I don't care if it's genetically disposed, or a choice, or somewhere in between. It's a sin, as delineated in several places in the Bible. Therefore, someone who chooses to sin is immoral, and that goes against my personal values.

As for gays in the military……..you have to be straight to shoot straight! Enough said.

Nikki M said...

MadMax - Perhaps you aren't the worldly person I thought you were if you really believe people's RELIGION is not at the center of arguments on morality.

The fact that you are willing to accept the persecution of others based upon something you yourself admit is an assumption and say that you have learned nothing to contradict this assumption in the past 45 YEARS is a testament to the sad state of your intellectual development.

You mention the Bible. Read a little closer and maybe you'll realize you don't get to ultimately judge someone for their sins - that's God's job. The law of this land is based on the Constitution of the United States (which affirms the seperation of church and state in case you forgot) and other conventions and amendments we sign into law. So until this ceases to be the case, the courts have ruled in appropriate fashion in regards to homosexuals receiving status as a particular social group.

MadMax said...

Wow Nikki, you certainly have challenged my cerebral development. Although I applaud the effort I in no agree with your insinuations with regards to my acceptance of the persecution of gays, or with your inept dissection of the Constitution.

Please allow me to restate what I have written. I do not believe that gay people represent a separate “social group”, and therefore should not be granted asylum on those basis. I however, do not want to see their persecution. I believe that what goes on behind closed doors between two consenting adults is between them and their maker. Hate the sin but love the sinner. I also feel that if they live in a country where this type of deviant behavior is not condoned they should not advertise their sexual preference. Here’s a few tips….don’t fly the rainbow flag in front of your house! No rainbow bumper stickers. Guys don’t wear pink or listen to Bette Midler. Girls don’ wear a mullet unless you’re from Canada.
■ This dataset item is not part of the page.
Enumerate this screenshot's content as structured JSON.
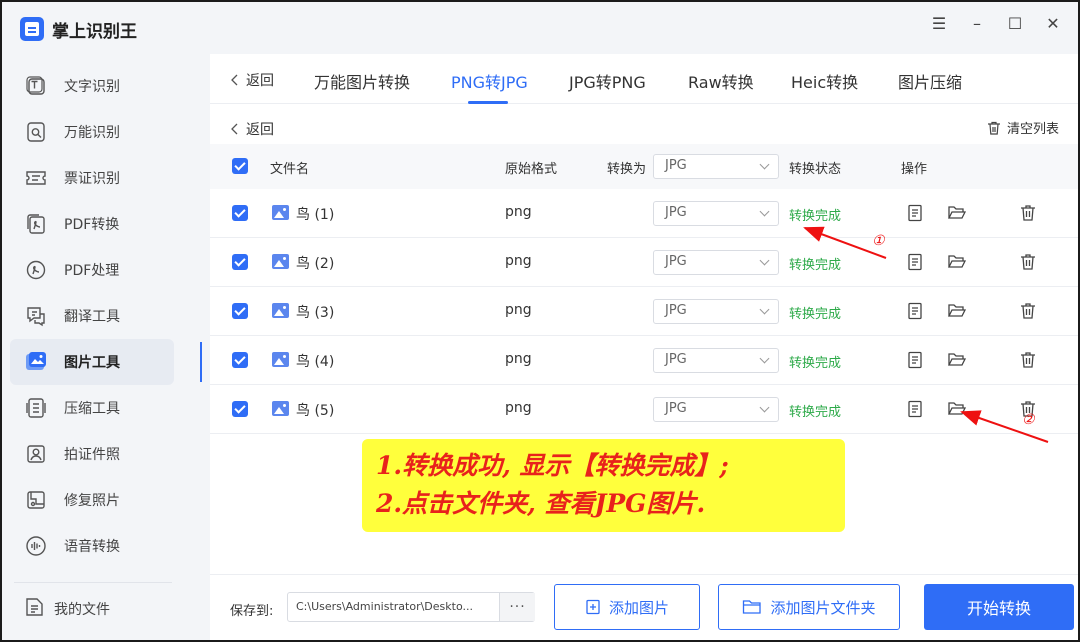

Capiche?

Oh and by the way the phrase "separation of church and state" does not appear anywhere in the Constitution. Thomas Jefferson wrote that the first ammendment erected a “wall of seperation” between the church and the state (James Madison said it "drew a line," but it is Jefferson's term that sticks with us today). The phrase is commonly thought to mean that the government should not establish, support, or otherwise involve itself in any religion. Don’t believe me Nikki, check it out.